Give back every entry, copied exactly.

PROVIDED RECORDS START

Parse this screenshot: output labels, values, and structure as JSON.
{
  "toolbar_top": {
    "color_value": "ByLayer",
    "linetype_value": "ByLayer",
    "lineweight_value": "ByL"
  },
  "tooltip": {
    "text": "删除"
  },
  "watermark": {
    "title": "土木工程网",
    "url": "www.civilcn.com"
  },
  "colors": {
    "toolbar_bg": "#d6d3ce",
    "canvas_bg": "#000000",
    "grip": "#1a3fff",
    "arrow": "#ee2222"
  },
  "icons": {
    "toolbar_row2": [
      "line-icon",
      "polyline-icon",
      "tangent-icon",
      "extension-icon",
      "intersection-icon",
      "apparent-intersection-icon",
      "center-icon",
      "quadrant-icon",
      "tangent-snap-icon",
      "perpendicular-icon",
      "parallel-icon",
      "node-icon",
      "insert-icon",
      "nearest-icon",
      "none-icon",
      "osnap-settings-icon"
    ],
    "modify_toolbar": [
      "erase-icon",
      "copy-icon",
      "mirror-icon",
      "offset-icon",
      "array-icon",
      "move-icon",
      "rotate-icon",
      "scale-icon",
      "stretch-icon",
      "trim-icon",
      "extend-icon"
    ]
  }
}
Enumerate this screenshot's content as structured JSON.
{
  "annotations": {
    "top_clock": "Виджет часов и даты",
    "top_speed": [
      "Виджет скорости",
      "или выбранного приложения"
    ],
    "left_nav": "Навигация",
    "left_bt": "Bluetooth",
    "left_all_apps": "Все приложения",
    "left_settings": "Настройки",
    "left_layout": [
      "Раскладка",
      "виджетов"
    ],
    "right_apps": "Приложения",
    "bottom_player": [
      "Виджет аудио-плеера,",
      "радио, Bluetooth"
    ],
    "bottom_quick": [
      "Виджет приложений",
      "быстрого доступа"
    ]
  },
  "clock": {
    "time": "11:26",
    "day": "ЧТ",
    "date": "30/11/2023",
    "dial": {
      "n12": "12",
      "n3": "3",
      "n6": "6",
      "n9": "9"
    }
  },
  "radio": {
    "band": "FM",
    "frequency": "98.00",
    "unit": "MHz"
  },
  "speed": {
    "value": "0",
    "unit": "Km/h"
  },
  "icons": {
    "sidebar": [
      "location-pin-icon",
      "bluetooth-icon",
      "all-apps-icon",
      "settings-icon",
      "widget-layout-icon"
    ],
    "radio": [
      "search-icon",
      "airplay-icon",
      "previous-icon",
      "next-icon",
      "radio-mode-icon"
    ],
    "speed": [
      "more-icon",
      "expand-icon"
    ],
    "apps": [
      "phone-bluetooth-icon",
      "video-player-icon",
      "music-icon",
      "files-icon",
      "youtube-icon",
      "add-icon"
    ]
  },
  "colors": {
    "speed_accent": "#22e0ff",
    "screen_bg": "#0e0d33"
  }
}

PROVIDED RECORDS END

▶ _TASK RESULT_
Parse this screenshot: output labels, values, and structure as JSON.
{
  "toolbar_top": {
    "color_value": "ByLayer",
    "linetype_value": "ByLayer",
    "lineweight_value": "ByL"
  },
  "tooltip": {
    "text": "删除"
  },
  "watermark": {
    "title": "土木工程网",
    "url": "www.civilcn.com"
  },
  "colors": {
    "toolbar_bg": "#d6d3ce",
    "canvas_bg": "#000000",
    "grip": "#1a3fff",
    "arrow": "#ee2222"
  },
  "icons": {
    "toolbar_row2": [
      "line-icon",
      "polyline-icon",
      "tangent-icon",
      "extension-icon",
      "intersection-icon",
      "apparent-intersection-icon",
      "center-icon",
      "quadrant-icon",
      "tangent-snap-icon",
      "perpendicular-icon",
      "parallel-icon",
      "node-icon",
      "insert-icon",
      "nearest-icon",
      "none-icon",
      "osnap-settings-icon"
    ],
    "modify_toolbar": [
      "erase-icon",
      "copy-icon",
      "mirror-icon",
      "offset-icon",
      "array-icon",
      "move-icon",
      "rotate-icon",
      "scale-icon",
      "stretch-icon",
      "trim-icon",
      "extend-icon"
    ]
  }
}
Enumerate this screenshot's content as structured JSON.
{
  "annotations": {
    "top_clock": "Виджет часов и даты",
    "top_speed": [
      "Виджет скорости",
      "или выбранного приложения"
    ],
    "left_nav": "Навигация",
    "left_bt": "Bluetooth",
    "left_all_apps": "Все приложения",
    "left_settings": "Настройки",
    "left_layout": [
      "Раскладка",
      "виджетов"
    ],
    "right_apps": "Приложения",
    "bottom_player": [
      "Виджет аудио-плеера,",
      "радио, Bluetooth"
    ],
    "bottom_quick": [
      "Виджет приложений",
      "быстрого доступа"
    ]
  },
  "clock": {
    "time": "11:26",
    "day": "ЧТ",
    "date": "30/11/2023",
    "dial": {
      "n12": "12",
      "n3": "3",
      "n6": "6",
      "n9": "9"
    }
  },
  "radio": {
    "band": "FM",
    "frequency": "98.00",
    "unit": "MHz"
  },
  "speed": {
    "value": "0",
    "unit": "Km/h"
  },
  "icons": {
    "sidebar": [
      "location-pin-icon",
      "bluetooth-icon",
      "all-apps-icon",
      "settings-icon",
      "widget-layout-icon"
    ],
    "radio": [
      "search-icon",
      "airplay-icon",
      "previous-icon",
      "next-icon",
      "radio-mode-icon"
    ],
    "speed": [
      "more-icon",
      "expand-icon"
    ],
    "apps": [
      "phone-bluetooth-icon",
      "video-player-icon",
      "music-icon",
      "files-icon",
      "youtube-icon",
      "add-icon"
    ]
  },
  "colors": {
    "speed_accent": "#22e0ff",
    "screen_bg": "#0e0d33"
  }
}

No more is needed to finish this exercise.